▶ **WHAT THE EXERCISE ASKS**: Locate the word "Occupancy" in the entries below, then gather every line that holds it.

▶ **EXCERPTED RECORDS**:
↓↓↓

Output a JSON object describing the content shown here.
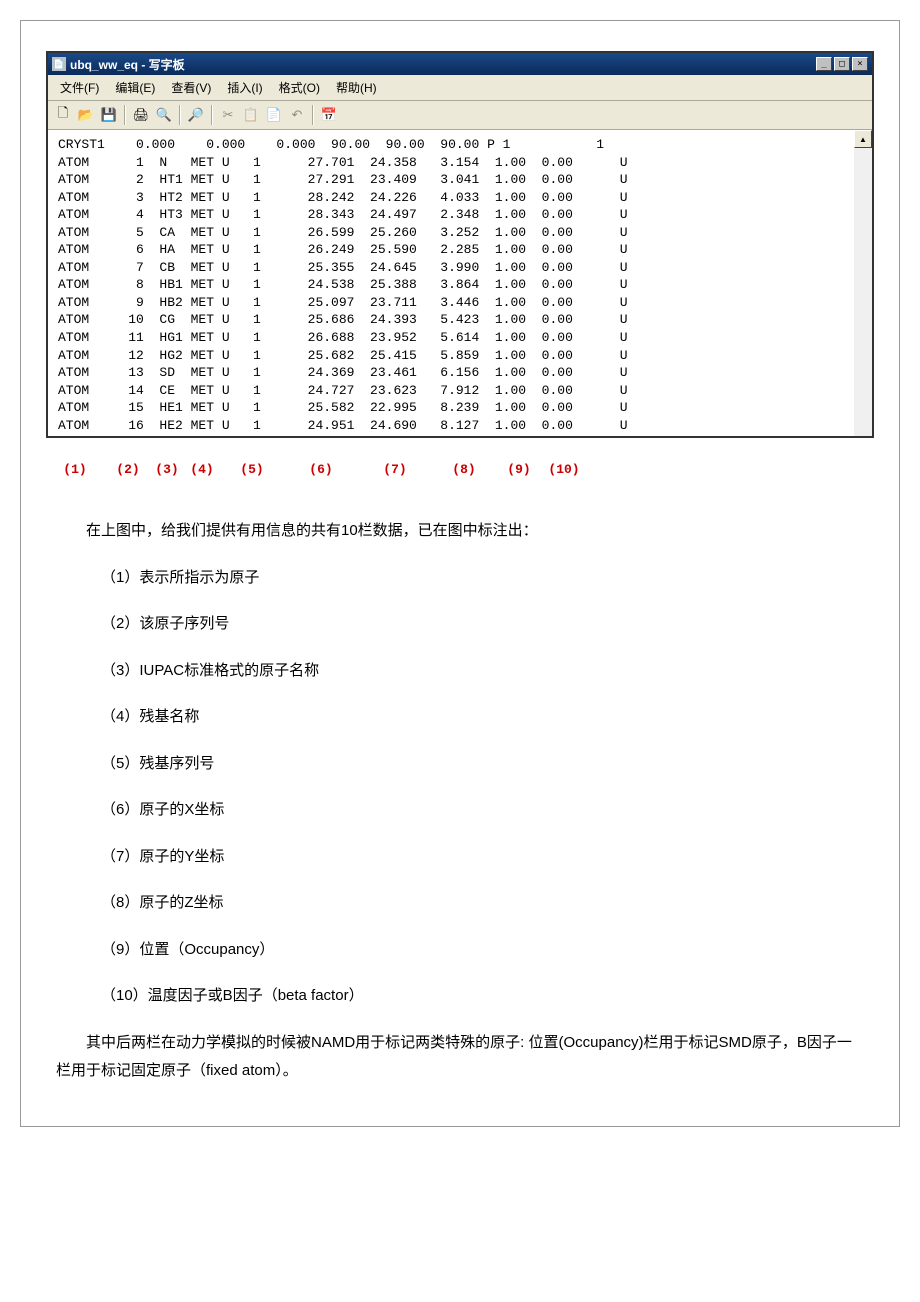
{
  "window": {
    "title": "ubq_ww_eq - 写字板",
    "minimize": "_",
    "maximize": "□",
    "close": "×"
  },
  "menu": {
    "file": "文件(F)",
    "edit": "编辑(E)",
    "view": "查看(V)",
    "insert": "插入(I)",
    "format": "格式(O)",
    "help": "帮助(H)"
  },
  "content_line1": "CRYST1    0.000    0.000    0.000  90.00  90.00  90.00 P 1           1",
  "atoms": [
    {
      "rec": "ATOM",
      "n": "1",
      "name": "N  ",
      "res": "MET",
      "ch": "U",
      "seq": "1",
      "x": "27.701",
      "y": "24.358",
      "z": "3.154",
      "occ": "1.00",
      "bf": "0.00",
      "el": "U"
    },
    {
      "rec": "ATOM",
      "n": "2",
      "name": "HT1",
      "res": "MET",
      "ch": "U",
      "seq": "1",
      "x": "27.291",
      "y": "23.409",
      "z": "3.041",
      "occ": "1.00",
      "bf": "0.00",
      "el": "U"
    },
    {
      "rec": "ATOM",
      "n": "3",
      "name": "HT2",
      "res": "MET",
      "ch": "U",
      "seq": "1",
      "x": "28.242",
      "y": "24.226",
      "z": "4.033",
      "occ": "1.00",
      "bf": "0.00",
      "el": "U"
    },
    {
      "rec": "ATOM",
      "n": "4",
      "name": "HT3",
      "res": "MET",
      "ch": "U",
      "seq": "1",
      "x": "28.343",
      "y": "24.497",
      "z": "2.348",
      "occ": "1.00",
      "bf": "0.00",
      "el": "U"
    },
    {
      "rec": "ATOM",
      "n": "5",
      "name": "CA ",
      "res": "MET",
      "ch": "U",
      "seq": "1",
      "x": "26.599",
      "y": "25.260",
      "z": "3.252",
      "occ": "1.00",
      "bf": "0.00",
      "el": "U"
    },
    {
      "rec": "ATOM",
      "n": "6",
      "name": "HA ",
      "res": "MET",
      "ch": "U",
      "seq": "1",
      "x": "26.249",
      "y": "25.590",
      "z": "2.285",
      "occ": "1.00",
      "bf": "0.00",
      "el": "U"
    },
    {
      "rec": "ATOM",
      "n": "7",
      "name": "CB ",
      "res": "MET",
      "ch": "U",
      "seq": "1",
      "x": "25.355",
      "y": "24.645",
      "z": "3.990",
      "occ": "1.00",
      "bf": "0.00",
      "el": "U"
    },
    {
      "rec": "ATOM",
      "n": "8",
      "name": "HB1",
      "res": "MET",
      "ch": "U",
      "seq": "1",
      "x": "24.538",
      "y": "25.388",
      "z": "3.864",
      "occ": "1.00",
      "bf": "0.00",
      "el": "U"
    },
    {
      "rec": "ATOM",
      "n": "9",
      "name": "HB2",
      "res": "MET",
      "ch": "U",
      "seq": "1",
      "x": "25.097",
      "y": "23.711",
      "z": "3.446",
      "occ": "1.00",
      "bf": "0.00",
      "el": "U"
    },
    {
      "rec": "ATOM",
      "n": "10",
      "name": "CG ",
      "res": "MET",
      "ch": "U",
      "seq": "1",
      "x": "25.686",
      "y": "24.393",
      "z": "5.423",
      "occ": "1.00",
      "bf": "0.00",
      "el": "U"
    },
    {
      "rec": "ATOM",
      "n": "11",
      "name": "HG1",
      "res": "MET",
      "ch": "U",
      "seq": "1",
      "x": "26.688",
      "y": "23.952",
      "z": "5.614",
      "occ": "1.00",
      "bf": "0.00",
      "el": "U"
    },
    {
      "rec": "ATOM",
      "n": "12",
      "name": "HG2",
      "res": "MET",
      "ch": "U",
      "seq": "1",
      "x": "25.682",
      "y": "25.415",
      "z": "5.859",
      "occ": "1.00",
      "bf": "0.00",
      "el": "U"
    },
    {
      "rec": "ATOM",
      "n": "13",
      "name": "SD ",
      "res": "MET",
      "ch": "U",
      "seq": "1",
      "x": "24.369",
      "y": "23.461",
      "z": "6.156",
      "occ": "1.00",
      "bf": "0.00",
      "el": "U"
    },
    {
      "rec": "ATOM",
      "n": "14",
      "name": "CE ",
      "res": "MET",
      "ch": "U",
      "seq": "1",
      "x": "24.727",
      "y": "23.623",
      "z": "7.912",
      "occ": "1.00",
      "bf": "0.00",
      "el": "U"
    },
    {
      "rec": "ATOM",
      "n": "15",
      "name": "HE1",
      "res": "MET",
      "ch": "U",
      "seq": "1",
      "x": "25.582",
      "y": "22.995",
      "z": "8.239",
      "occ": "1.00",
      "bf": "0.00",
      "el": "U"
    },
    {
      "rec": "ATOM",
      "n": "16",
      "name": "HE2",
      "res": "MET",
      "ch": "U",
      "seq": "1",
      "x": "24.951",
      "y": "24.690",
      "z": "8.127",
      "occ": "1.00",
      "bf": "0.00",
      "el": "U"
    }
  ],
  "markers": [
    "(1)",
    "(2)",
    "(3)",
    "(4)",
    "(5)",
    "(6)",
    "(7)",
    "(8)",
    "(9)",
    "(10)"
  ],
  "explain": {
    "intro": "在上图中，给我们提供有用信息的共有10栏数据，已在图中标注出：",
    "items": [
      "（1）表示所指示为原子",
      "（2）该原子序列号",
      "（3）IUPAC标准格式的原子名称",
      "（4）残基名称",
      "（5）残基序列号",
      "（6）原子的X坐标",
      "（7）原子的Y坐标",
      "（8）原子的Z坐标",
      "（9）位置（Occupancy）",
      "（10）温度因子或B因子（beta factor）"
    ],
    "outro": "其中后两栏在动力学模拟的时候被NAMD用于标记两类特殊的原子: 位置(Occupancy)栏用于标记SMD原子，B因子一栏用于标记固定原子（fixed atom）。"
  }
}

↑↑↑

▶ **ANSWER BOX**:
      "（9）位置（Occupancy）",
    "outro": "其中后两栏在动力学模拟的时候被NAMD用于标记两类特殊的原子: 位置(Occupancy)栏用于标记SMD原子，B因子一栏用于标记固定原子（fixed atom）。"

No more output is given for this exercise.